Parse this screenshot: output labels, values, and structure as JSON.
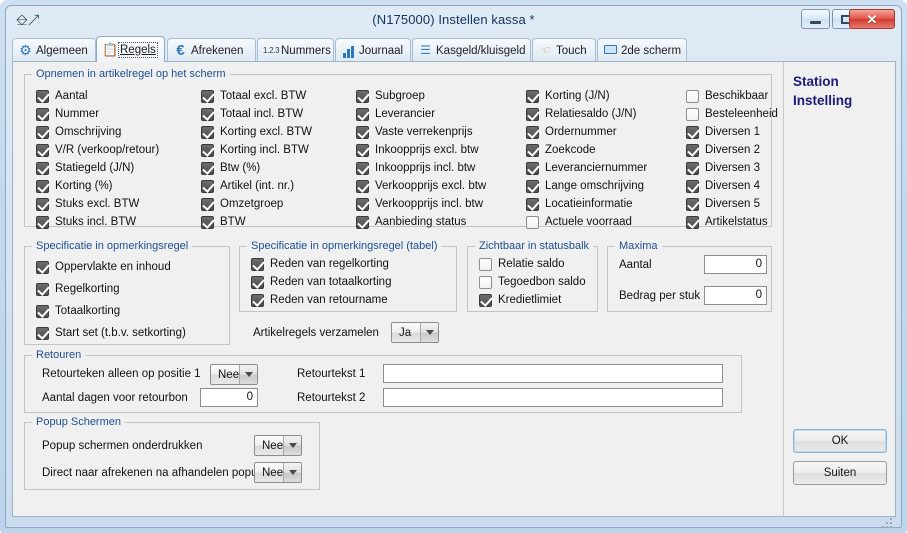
{
  "window": {
    "title": "(N175000) Instellen kassa *",
    "icon": "window-app-icon",
    "minimize_label": "Minimaliseren",
    "maximize_label": "Maximaliseren",
    "close_label": "Sluiten"
  },
  "tabs": [
    {
      "label": "Algemeen",
      "icon": "gear-icon",
      "active": false
    },
    {
      "label": "Regels",
      "icon": "rules-icon",
      "active": true
    },
    {
      "label": "Afrekenen",
      "icon": "euro-icon",
      "active": false
    },
    {
      "label": "Nummers",
      "icon": "numbers-icon",
      "active": false
    },
    {
      "label": "Journaal",
      "icon": "chart-icon",
      "active": false
    },
    {
      "label": "Kasgeld/kluisgeld",
      "icon": "coins-icon",
      "active": false
    },
    {
      "label": "Touch",
      "icon": "hand-icon",
      "active": false
    },
    {
      "label": "2de scherm",
      "icon": "monitor-icon",
      "active": false
    }
  ],
  "groups": {
    "artikelregel": {
      "legend": "Opnemen in artikelregel op het scherm",
      "columns": [
        [
          {
            "label": "Aantal",
            "checked": true
          },
          {
            "label": "Nummer",
            "checked": true
          },
          {
            "label": "Omschrijving",
            "checked": true
          },
          {
            "label": "V/R (verkoop/retour)",
            "checked": true
          },
          {
            "label": "Statiegeld (J/N)",
            "checked": true
          },
          {
            "label": "Korting (%)",
            "checked": true
          },
          {
            "label": "Stuks excl. BTW",
            "checked": true
          },
          {
            "label": "Stuks incl. BTW",
            "checked": true
          }
        ],
        [
          {
            "label": "Totaal excl. BTW",
            "checked": true
          },
          {
            "label": "Totaal incl. BTW",
            "checked": true
          },
          {
            "label": "Korting excl. BTW",
            "checked": true
          },
          {
            "label": "Korting incl. BTW",
            "checked": true
          },
          {
            "label": "Btw (%)",
            "checked": true
          },
          {
            "label": "Artikel (int. nr.)",
            "checked": true
          },
          {
            "label": "Omzetgroep",
            "checked": true
          },
          {
            "label": "BTW",
            "checked": true
          }
        ],
        [
          {
            "label": "Subgroep",
            "checked": true
          },
          {
            "label": "Leverancier",
            "checked": true
          },
          {
            "label": "Vaste verrekenprijs",
            "checked": true
          },
          {
            "label": "Inkoopprijs excl. btw",
            "checked": true
          },
          {
            "label": "Inkoopprijs incl. btw",
            "checked": true
          },
          {
            "label": "Verkoopprijs excl. btw",
            "checked": true
          },
          {
            "label": "Verkoopprijs incl. btw",
            "checked": true
          },
          {
            "label": "Aanbieding status",
            "checked": true
          }
        ],
        [
          {
            "label": "Korting (J/N)",
            "checked": true
          },
          {
            "label": "Relatiesaldo (J/N)",
            "checked": true
          },
          {
            "label": "Ordernummer",
            "checked": true
          },
          {
            "label": "Zoekcode",
            "checked": true
          },
          {
            "label": "Leveranciernummer",
            "checked": true
          },
          {
            "label": "Lange omschrijving",
            "checked": true
          },
          {
            "label": "Locatieinformatie",
            "checked": true
          },
          {
            "label": "Actuele voorraad",
            "checked": false
          }
        ],
        [
          {
            "label": "Beschikbaar",
            "checked": false
          },
          {
            "label": "Besteleenheid",
            "checked": false
          },
          {
            "label": "Diversen 1",
            "checked": true
          },
          {
            "label": "Diversen 2",
            "checked": true
          },
          {
            "label": "Diversen 3",
            "checked": true
          },
          {
            "label": "Diversen 4",
            "checked": true
          },
          {
            "label": "Diversen 5",
            "checked": true
          },
          {
            "label": "Artikelstatus",
            "checked": true
          }
        ]
      ]
    },
    "spec_opmerking": {
      "legend": "Specificatie in opmerkingsregel",
      "items": [
        {
          "label": "Oppervlakte en inhoud",
          "checked": true
        },
        {
          "label": "Regelkorting",
          "checked": true
        },
        {
          "label": "Totaalkorting",
          "checked": true
        },
        {
          "label": "Start set (t.b.v. setkorting)",
          "checked": true
        }
      ]
    },
    "spec_opmerking_tabel": {
      "legend": "Specificatie in opmerkingsregel (tabel)",
      "items": [
        {
          "label": "Reden van regelkorting",
          "checked": true
        },
        {
          "label": "Reden van totaalkorting",
          "checked": true
        },
        {
          "label": "Reden van retourname",
          "checked": true
        }
      ],
      "verzamelen_label": "Artikelregels verzamelen",
      "verzamelen_value": "Ja"
    },
    "statusbalk": {
      "legend": "Zichtbaar in statusbalk",
      "items": [
        {
          "label": "Relatie saldo",
          "checked": false
        },
        {
          "label": "Tegoedbon saldo",
          "checked": false
        },
        {
          "label": "Kredietlimiet",
          "checked": true
        }
      ]
    },
    "maxima": {
      "legend": "Maxima",
      "fields": [
        {
          "label": "Aantal",
          "value": "0"
        },
        {
          "label": "Bedrag per stuk",
          "value": "0"
        }
      ]
    },
    "retouren": {
      "legend": "Retouren",
      "retourteken_label": "Retourteken alleen op positie 1",
      "retourteken_value": "Nee",
      "dagen_label": "Aantal dagen voor retourbon",
      "dagen_value": "0",
      "retourtekst1_label": "Retourtekst 1",
      "retourtekst1_value": "",
      "retourtekst2_label": "Retourtekst 2",
      "retourtekst2_value": ""
    },
    "popup": {
      "legend": "Popup Schermen",
      "onderdrukken_label": "Popup schermen onderdrukken",
      "onderdrukken_value": "Nee",
      "direct_label": "Direct naar afrekenen na afhandelen popups?",
      "direct_value": "Nee"
    }
  },
  "sidepanel": {
    "title_line1": "Station",
    "title_line2": "Instelling",
    "ok_label": "OK",
    "close_label": "Suiten"
  }
}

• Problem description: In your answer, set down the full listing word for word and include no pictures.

• The answer:
Parse this screenshot: output labels, values, and structure as JSON.
{
  "window": {
    "title": "(N175000) Instellen kassa *",
    "icon": "window-app-icon",
    "minimize_label": "Minimaliseren",
    "maximize_label": "Maximaliseren",
    "close_label": "Sluiten"
  },
  "tabs": [
    {
      "label": "Algemeen",
      "icon": "gear-icon",
      "active": false
    },
    {
      "label": "Regels",
      "icon": "rules-icon",
      "active": true
    },
    {
      "label": "Afrekenen",
      "icon": "euro-icon",
      "active": false
    },
    {
      "label": "Nummers",
      "icon": "numbers-icon",
      "active": false
    },
    {
      "label": "Journaal",
      "icon": "chart-icon",
      "active": false
    },
    {
      "label": "Kasgeld/kluisgeld",
      "icon": "coins-icon",
      "active": false
    },
    {
      "label": "Touch",
      "icon": "hand-icon",
      "active": false
    },
    {
      "label": "2de scherm",
      "icon": "monitor-icon",
      "active": false
    }
  ],
  "groups": {
    "artikelregel": {
      "legend": "Opnemen in artikelregel op het scherm",
      "columns": [
        [
          {
            "label": "Aantal",
            "checked": true
          },
          {
            "label": "Nummer",
            "checked": true
          },
          {
            "label": "Omschrijving",
            "checked": true
          },
          {
            "label": "V/R (verkoop/retour)",
            "checked": true
          },
          {
            "label": "Statiegeld (J/N)",
            "checked": true
          },
          {
            "label": "Korting (%)",
            "checked": true
          },
          {
            "label": "Stuks excl. BTW",
            "checked": true
          },
          {
            "label": "Stuks incl. BTW",
            "checked": true
          }
        ],
        [
          {
            "label": "Totaal excl. BTW",
            "checked": true
          },
          {
            "label": "Totaal incl. BTW",
            "checked": true
          },
          {
            "label": "Korting excl. BTW",
            "checked": true
          },
          {
            "label": "Korting incl. BTW",
            "checked": true
          },
          {
            "label": "Btw (%)",
            "checked": true
          },
          {
            "label": "Artikel (int. nr.)",
            "checked": true
          },
          {
            "label": "Omzetgroep",
            "checked": true
          },
          {
            "label": "BTW",
            "checked": true
          }
        ],
        [
          {
            "label": "Subgroep",
            "checked": true
          },
          {
            "label": "Leverancier",
            "checked": true
          },
          {
            "label": "Vaste verrekenprijs",
            "checked": true
          },
          {
            "label": "Inkoopprijs excl. btw",
            "checked": true
          },
          {
            "label": "Inkoopprijs incl. btw",
            "checked": true
          },
          {
            "label": "Verkoopprijs excl. btw",
            "checked": true
          },
          {
            "label": "Verkoopprijs incl. btw",
            "checked": true
          },
          {
            "label": "Aanbieding status",
            "checked": true
          }
        ],
        [
          {
            "label": "Korting (J/N)",
            "checked": true
          },
          {
            "label": "Relatiesaldo (J/N)",
            "checked": true
          },
          {
            "label": "Ordernummer",
            "checked": true
          },
          {
            "label": "Zoekcode",
            "checked": true
          },
          {
            "label": "Leveranciernummer",
            "checked": true
          },
          {
            "label": "Lange omschrijving",
            "checked": true
          },
          {
            "label": "Locatieinformatie",
            "checked": true
          },
          {
            "label": "Actuele voorraad",
            "checked": false
          }
        ],
        [
          {
            "label": "Beschikbaar",
            "checked": false
          },
          {
            "label": "Besteleenheid",
            "checked": false
          },
          {
            "label": "Diversen 1",
            "checked": true
          },
          {
            "label": "Diversen 2",
            "checked": true
          },
          {
            "label": "Diversen 3",
            "checked": true
          },
          {
            "label": "Diversen 4",
            "checked": true
          },
          {
            "label": "Diversen 5",
            "checked": true
          },
          {
            "label": "Artikelstatus",
            "checked": true
          }
        ]
      ]
    },
    "spec_opmerking": {
      "legend": "Specificatie in opmerkingsregel",
      "items": [
        {
          "label": "Oppervlakte en inhoud",
          "checked": true
        },
        {
          "label": "Regelkorting",
          "checked": true
        },
        {
          "label": "Totaalkorting",
          "checked": true
        },
        {
          "label": "Start set (t.b.v. setkorting)",
          "checked": true
        }
      ]
    },
    "spec_opmerking_tabel": {
      "legend": "Specificatie in opmerkingsregel (tabel)",
      "items": [
        {
          "label": "Reden van regelkorting",
          "checked": true
        },
        {
          "label": "Reden van totaalkorting",
          "checked": true
        },
        {
          "label": "Reden van retourname",
          "checked": true
        }
      ],
      "verzamelen_label": "Artikelregels verzamelen",
      "verzamelen_value": "Ja"
    },
    "statusbalk": {
      "legend": "Zichtbaar in statusbalk",
      "items": [
        {
          "label": "Relatie saldo",
          "checked": false
        },
        {
          "label": "Tegoedbon saldo",
          "checked": false
        },
        {
          "label": "Kredietlimiet",
          "checked": true
        }
      ]
    },
    "maxima": {
      "legend": "Maxima",
      "fields": [
        {
          "label": "Aantal",
          "value": "0"
        },
        {
          "label": "Bedrag per stuk",
          "value": "0"
        }
      ]
    },
    "retouren": {
      "legend": "Retouren",
      "retourteken_label": "Retourteken alleen op positie 1",
      "retourteken_value": "Nee",
      "dagen_label": "Aantal dagen voor retourbon",
      "dagen_value": "0",
      "retourtekst1_label": "Retourtekst 1",
      "retourtekst1_value": "",
      "retourtekst2_label": "Retourtekst 2",
      "retourtekst2_value": ""
    },
    "popup": {
      "legend": "Popup Schermen",
      "onderdrukken_label": "Popup schermen onderdrukken",
      "onderdrukken_value": "Nee",
      "direct_label": "Direct naar afrekenen na afhandelen popups?",
      "direct_value": "Nee"
    }
  },
  "sidepanel": {
    "title_line1": "Station",
    "title_line2": "Instelling",
    "ok_label": "OK",
    "close_label": "Suiten"
  }
}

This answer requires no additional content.